* **What this task involves**: Among the records below, how many lines contain "JSON"? State the number and nothing more.
(Source data Opens)
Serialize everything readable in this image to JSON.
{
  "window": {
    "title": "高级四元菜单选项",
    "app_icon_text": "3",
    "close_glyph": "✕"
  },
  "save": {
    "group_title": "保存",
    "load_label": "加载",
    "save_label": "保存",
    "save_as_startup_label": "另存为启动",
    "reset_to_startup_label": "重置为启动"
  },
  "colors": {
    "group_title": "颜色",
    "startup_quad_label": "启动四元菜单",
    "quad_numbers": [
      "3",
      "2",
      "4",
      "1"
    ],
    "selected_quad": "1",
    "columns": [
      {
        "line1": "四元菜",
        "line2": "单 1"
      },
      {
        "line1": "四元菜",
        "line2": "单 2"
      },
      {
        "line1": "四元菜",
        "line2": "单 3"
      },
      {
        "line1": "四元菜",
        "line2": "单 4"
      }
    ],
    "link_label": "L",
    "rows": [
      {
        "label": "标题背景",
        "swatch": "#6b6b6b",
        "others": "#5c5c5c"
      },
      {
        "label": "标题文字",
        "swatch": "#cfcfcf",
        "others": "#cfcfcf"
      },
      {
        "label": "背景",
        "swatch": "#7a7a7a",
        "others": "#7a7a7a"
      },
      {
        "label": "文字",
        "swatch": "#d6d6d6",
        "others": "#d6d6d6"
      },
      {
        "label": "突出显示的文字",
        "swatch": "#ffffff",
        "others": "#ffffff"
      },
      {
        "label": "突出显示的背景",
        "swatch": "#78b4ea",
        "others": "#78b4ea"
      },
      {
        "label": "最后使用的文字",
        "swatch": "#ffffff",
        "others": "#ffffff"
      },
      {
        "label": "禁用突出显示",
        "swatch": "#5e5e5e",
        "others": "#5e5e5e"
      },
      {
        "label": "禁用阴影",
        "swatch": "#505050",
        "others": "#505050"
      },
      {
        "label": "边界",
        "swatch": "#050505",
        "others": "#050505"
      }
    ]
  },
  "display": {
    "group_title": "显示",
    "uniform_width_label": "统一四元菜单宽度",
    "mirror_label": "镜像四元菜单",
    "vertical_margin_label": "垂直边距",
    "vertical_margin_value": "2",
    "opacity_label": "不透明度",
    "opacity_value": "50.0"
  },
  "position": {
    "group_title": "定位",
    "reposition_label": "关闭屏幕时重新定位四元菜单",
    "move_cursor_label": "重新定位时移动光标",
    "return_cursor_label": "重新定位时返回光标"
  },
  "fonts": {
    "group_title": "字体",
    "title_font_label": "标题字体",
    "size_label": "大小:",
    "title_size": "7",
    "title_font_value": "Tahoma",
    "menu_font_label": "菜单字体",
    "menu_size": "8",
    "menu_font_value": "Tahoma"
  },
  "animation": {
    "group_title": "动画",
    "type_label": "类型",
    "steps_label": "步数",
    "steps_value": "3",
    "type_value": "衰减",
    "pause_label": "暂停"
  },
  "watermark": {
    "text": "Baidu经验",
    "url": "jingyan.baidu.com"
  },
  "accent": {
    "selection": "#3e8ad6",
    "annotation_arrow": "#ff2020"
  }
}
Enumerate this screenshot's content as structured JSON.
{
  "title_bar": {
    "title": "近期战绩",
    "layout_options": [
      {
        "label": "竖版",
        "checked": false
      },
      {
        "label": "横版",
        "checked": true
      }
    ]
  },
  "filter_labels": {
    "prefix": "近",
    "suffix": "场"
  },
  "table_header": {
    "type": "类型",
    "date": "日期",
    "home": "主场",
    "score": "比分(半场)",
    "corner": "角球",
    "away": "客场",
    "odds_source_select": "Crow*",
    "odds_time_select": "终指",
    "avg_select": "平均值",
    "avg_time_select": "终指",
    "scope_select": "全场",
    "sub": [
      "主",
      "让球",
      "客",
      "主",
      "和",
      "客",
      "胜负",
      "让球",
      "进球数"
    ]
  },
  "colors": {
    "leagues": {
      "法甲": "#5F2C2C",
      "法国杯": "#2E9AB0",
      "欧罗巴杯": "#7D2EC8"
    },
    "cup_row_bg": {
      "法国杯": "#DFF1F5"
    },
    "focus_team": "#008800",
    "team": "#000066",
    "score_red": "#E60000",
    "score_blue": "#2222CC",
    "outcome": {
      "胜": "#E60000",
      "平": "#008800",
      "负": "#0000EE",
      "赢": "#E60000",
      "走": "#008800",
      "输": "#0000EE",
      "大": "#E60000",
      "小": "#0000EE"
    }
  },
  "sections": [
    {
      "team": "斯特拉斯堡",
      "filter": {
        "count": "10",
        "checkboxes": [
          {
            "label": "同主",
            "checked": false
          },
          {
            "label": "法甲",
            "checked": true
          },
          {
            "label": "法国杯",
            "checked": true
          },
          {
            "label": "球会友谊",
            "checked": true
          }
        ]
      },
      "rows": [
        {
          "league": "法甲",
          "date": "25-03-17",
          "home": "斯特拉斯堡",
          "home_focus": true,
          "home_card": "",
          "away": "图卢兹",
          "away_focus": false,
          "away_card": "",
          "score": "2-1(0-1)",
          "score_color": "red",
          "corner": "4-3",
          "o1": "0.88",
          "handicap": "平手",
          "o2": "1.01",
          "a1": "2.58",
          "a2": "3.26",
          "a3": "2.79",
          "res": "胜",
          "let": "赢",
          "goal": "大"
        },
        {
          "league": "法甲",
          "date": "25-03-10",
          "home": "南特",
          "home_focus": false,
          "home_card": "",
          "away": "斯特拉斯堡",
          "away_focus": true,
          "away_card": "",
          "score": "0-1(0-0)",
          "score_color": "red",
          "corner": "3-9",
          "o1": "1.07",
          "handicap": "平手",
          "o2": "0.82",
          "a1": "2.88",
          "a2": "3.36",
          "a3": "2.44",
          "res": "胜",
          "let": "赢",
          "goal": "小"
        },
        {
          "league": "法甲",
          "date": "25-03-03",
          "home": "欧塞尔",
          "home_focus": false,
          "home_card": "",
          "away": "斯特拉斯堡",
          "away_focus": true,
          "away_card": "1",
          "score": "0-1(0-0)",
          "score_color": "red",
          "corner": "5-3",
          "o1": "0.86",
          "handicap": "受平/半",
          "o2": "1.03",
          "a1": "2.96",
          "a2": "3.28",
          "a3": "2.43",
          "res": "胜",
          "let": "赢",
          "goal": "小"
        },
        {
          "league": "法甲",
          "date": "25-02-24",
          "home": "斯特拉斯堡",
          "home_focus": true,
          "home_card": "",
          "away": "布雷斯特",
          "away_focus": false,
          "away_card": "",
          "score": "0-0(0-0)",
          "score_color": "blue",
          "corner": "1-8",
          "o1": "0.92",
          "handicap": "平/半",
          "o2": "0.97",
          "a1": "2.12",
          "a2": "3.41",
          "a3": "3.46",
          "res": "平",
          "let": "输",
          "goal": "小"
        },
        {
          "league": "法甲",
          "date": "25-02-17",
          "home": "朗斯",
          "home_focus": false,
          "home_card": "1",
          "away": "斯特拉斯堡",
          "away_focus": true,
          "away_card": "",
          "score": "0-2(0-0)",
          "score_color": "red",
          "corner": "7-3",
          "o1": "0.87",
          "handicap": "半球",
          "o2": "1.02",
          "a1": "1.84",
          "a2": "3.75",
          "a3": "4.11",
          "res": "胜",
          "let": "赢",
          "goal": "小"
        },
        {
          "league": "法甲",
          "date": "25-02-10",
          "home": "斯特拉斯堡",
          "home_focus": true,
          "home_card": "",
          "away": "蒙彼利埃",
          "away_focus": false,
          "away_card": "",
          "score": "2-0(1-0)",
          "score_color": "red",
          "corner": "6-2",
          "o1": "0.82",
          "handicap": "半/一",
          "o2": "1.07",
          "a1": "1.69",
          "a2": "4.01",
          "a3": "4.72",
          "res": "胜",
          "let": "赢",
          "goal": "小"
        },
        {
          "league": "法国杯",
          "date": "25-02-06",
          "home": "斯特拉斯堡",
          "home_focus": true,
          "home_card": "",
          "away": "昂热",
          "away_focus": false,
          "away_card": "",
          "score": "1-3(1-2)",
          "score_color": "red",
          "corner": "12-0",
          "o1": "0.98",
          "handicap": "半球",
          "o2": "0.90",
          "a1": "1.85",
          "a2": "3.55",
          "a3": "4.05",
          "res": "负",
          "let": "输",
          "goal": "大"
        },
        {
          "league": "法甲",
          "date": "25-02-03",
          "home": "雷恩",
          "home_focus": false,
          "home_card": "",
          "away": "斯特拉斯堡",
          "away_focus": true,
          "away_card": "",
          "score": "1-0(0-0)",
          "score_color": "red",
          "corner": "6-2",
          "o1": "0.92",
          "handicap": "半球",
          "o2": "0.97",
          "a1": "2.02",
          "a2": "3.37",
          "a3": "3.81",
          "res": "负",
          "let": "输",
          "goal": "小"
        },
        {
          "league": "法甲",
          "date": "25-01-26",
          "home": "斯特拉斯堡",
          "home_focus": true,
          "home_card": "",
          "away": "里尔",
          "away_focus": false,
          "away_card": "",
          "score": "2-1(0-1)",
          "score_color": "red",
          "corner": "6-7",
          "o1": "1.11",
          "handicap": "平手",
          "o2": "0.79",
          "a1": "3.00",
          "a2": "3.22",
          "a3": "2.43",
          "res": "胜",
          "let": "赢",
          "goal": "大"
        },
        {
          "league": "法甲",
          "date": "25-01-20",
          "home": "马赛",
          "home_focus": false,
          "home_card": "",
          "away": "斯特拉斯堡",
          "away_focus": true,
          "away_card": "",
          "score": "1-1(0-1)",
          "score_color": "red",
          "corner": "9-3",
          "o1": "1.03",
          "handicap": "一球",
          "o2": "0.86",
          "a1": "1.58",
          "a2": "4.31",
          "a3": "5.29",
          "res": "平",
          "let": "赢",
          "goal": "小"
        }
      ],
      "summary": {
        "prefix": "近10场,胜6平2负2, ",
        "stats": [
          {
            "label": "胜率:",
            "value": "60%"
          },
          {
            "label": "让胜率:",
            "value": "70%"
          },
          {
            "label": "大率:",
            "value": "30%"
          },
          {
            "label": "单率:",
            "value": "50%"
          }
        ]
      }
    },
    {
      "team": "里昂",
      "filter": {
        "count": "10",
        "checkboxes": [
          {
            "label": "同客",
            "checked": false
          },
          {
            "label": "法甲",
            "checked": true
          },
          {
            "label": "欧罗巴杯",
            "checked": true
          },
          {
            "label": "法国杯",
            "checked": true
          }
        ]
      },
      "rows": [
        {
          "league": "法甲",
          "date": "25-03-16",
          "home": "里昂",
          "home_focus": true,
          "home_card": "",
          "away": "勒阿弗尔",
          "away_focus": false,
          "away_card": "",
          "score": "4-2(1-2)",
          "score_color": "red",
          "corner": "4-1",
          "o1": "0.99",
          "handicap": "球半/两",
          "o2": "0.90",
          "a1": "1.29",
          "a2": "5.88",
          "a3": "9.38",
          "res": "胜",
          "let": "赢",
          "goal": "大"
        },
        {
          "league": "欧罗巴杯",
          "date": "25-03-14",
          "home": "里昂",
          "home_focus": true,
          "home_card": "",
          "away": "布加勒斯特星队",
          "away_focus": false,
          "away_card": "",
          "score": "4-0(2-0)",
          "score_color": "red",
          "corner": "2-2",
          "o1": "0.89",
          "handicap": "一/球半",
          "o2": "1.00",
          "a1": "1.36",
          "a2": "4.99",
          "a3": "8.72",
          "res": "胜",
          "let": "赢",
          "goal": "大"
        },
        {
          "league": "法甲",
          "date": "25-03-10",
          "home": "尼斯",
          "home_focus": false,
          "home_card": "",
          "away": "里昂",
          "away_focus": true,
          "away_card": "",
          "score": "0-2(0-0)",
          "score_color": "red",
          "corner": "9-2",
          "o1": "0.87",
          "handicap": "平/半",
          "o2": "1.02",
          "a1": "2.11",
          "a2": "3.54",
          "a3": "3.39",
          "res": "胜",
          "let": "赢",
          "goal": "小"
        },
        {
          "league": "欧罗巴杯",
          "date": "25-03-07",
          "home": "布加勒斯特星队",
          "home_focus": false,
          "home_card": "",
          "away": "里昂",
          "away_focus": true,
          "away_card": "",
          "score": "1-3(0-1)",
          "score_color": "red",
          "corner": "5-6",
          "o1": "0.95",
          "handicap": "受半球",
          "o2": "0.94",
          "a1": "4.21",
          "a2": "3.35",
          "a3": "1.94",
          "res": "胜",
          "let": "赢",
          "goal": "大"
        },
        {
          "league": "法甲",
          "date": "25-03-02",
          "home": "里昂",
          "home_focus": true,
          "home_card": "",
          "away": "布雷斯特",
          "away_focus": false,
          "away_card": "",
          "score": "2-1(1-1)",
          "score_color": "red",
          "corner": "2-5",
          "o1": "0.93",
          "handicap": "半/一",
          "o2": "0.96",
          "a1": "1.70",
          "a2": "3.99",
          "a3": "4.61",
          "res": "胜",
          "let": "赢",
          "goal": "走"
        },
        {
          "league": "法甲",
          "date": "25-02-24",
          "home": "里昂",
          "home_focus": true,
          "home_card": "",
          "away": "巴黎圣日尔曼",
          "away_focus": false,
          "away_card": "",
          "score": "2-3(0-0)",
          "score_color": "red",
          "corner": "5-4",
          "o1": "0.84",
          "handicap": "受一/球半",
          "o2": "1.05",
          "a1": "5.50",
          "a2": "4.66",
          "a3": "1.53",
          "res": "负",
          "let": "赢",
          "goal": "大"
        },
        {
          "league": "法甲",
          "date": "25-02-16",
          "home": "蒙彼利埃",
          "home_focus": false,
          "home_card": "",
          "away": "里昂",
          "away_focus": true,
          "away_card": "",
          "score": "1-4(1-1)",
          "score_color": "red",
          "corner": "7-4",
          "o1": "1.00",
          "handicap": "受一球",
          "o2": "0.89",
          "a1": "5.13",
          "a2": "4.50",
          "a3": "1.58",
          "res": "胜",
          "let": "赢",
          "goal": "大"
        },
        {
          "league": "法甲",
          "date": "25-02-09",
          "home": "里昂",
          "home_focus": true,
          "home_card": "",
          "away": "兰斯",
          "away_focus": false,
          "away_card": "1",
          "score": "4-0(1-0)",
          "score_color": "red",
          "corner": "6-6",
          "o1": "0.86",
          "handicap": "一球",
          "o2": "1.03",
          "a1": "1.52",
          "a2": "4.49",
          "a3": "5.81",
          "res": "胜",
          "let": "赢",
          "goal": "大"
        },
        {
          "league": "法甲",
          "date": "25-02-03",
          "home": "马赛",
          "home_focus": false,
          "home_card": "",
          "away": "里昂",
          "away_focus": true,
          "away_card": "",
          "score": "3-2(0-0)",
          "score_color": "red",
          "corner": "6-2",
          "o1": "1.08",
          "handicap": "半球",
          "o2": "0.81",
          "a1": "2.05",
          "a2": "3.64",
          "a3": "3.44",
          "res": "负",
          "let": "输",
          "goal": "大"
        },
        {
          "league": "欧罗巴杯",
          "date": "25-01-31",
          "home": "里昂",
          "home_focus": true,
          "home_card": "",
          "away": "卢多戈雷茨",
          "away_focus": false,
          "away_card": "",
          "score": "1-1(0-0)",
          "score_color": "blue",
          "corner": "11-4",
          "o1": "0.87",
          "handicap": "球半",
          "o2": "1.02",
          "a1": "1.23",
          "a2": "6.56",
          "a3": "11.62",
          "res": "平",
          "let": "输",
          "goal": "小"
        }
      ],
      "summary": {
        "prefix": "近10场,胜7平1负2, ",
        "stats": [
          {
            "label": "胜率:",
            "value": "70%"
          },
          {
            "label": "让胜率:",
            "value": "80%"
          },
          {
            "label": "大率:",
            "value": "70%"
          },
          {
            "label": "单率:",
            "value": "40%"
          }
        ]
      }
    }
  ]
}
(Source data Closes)
* **Answer space**: 2